plan—more lighting, additional security cameras, and improved
coordination between N YCHA and the police department—to
do this. After decades of disinvestment in our public housing,
we are leveraging every tool possible to strengthen and preserve
NYCHA for today and future generations.”
Construction has begun at eight other locations in Brooklyn,
the Bronx, Staten Island and Manhattan. Each of the projects
vary in size.
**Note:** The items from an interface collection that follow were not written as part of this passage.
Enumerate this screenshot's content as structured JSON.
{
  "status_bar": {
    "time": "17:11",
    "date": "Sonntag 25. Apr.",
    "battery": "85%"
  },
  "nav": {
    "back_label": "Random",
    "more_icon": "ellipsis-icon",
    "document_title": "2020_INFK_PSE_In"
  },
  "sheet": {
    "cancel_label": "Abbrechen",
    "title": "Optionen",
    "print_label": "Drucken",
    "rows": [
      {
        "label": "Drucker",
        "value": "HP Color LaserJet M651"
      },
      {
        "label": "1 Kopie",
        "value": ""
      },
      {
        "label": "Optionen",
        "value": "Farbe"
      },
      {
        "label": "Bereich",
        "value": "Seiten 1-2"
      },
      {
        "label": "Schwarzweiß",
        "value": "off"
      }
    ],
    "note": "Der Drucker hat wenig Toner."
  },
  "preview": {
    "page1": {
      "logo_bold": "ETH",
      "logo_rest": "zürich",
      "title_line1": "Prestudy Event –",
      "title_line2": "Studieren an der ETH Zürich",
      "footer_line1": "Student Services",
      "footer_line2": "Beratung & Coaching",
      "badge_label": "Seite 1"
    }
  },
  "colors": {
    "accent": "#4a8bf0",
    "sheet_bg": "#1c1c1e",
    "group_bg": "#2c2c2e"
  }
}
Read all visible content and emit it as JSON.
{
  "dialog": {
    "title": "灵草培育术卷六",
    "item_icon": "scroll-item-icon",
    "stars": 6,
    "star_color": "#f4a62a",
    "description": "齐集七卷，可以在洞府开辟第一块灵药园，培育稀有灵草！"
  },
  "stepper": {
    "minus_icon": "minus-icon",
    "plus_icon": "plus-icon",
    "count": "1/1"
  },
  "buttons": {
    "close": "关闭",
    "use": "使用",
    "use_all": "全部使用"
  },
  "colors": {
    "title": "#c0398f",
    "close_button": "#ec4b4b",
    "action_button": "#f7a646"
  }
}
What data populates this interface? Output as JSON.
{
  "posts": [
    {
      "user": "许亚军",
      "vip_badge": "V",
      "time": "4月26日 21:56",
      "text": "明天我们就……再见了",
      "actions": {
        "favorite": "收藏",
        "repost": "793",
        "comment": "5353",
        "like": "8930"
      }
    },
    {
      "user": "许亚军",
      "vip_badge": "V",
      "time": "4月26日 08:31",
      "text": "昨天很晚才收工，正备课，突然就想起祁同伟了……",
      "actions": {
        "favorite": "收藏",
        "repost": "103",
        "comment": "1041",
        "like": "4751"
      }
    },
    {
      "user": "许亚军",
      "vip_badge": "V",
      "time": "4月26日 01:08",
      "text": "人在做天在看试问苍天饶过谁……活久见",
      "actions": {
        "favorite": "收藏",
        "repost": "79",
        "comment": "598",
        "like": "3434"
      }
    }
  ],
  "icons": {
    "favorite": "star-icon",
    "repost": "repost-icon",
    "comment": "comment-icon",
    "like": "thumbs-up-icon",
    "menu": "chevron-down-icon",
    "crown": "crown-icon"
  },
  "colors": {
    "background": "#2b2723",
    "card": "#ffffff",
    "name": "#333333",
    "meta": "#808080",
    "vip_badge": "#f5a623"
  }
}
NYCHA expects new lighting will be substantially
completed at 13 of the 15 MAP sites by the end of 2017.
Temporary light towers will remain at the developments until all
projects are completed.
“The projects are specifically related to lighting, which is
right up an electrical contractor’s alley,” said Stephen Gianotti,
president of Arcadia Electrical.
The outdated lighting was from the 1960s and required
maintenance by replacing every lamp that had burned out.
Light-emitting diodes (LEDs) have longevity, he said.
The new lights brighten up areas that weren’t well lit—such
as gardens, walkways, playgrounds and parking lots—providing a
safer environment for residents.
“Safety was the most important part [of this program], but
it also cut down on electrical usage, bills and maintenance,”
Gianotti said. “The old lights didn’t provide much coverage.
The technology when they were installed wasn’t available.
LED isn’t only brighter but comes at a much lower cost than
Arcadia Electrical is performing installations with International
Brotherhood of Electrical Workers (IBEW) Local No. 3, which
trains community members to work on these projects.
“In partnership with Local Union 3 IBEW and the mayor’s
office, we were able to hire members of the community to be
part of our team, and together we made the Polo Grounds a safer,
more enjoyable place to call home,” Gianotti said.
Arcadia Electrical is currently working at Castle Hill Houses
in the Bronx.
“Good lighting deters crime and promotes public safety,”
said Cyrus R. Vance, Jr., Manhattan district attorney. “The
installation of new exterior lighting at Polo Grounds Towers,
which is part of my office’s $101 million commitment to improve
NYCHA security, will enhance residential safety and quality of
life for thousands of New Yorkers.”
> IN THE WIDENING EMBRACE
of renewable energy, cities have become
a catalyst. For example, San Francisco
recently approved an ordinance
requiring solar panels on all new
residential and commercial buildings
constructed in the city beginning in
The ordinance, authored by
Supervisor Scott Wiener, applies to any
building with 10 floors or less and more
than 2,000 square feet of gross floor
area. The technology may be either solar
photovoltaic or solar water panels.
Wiener was ebullient after his
colleagues unanimously approved the
measure in April.
“San Francisco is once again leading the
nation in the fight against climate change,”
In one respect, the new law is not such
a leap. Updated in 2013, California’s Title
24 Energy Standards require 15 percent
of roof area on new small and mid-sized
buildings to be “solar ready.” Shading
must be avoided, and the appropriate roof
spacing and electrical infrastructure
must be included in initial
construction to make it ready for
the potential future installation of
The San Francisco ordinance
builds on that readiness by
adding the requirement that
the technology actually must
Arcadia Electrical and New York Look to Light up Crime
San Francisco Requires Solar Panels on All New Buildings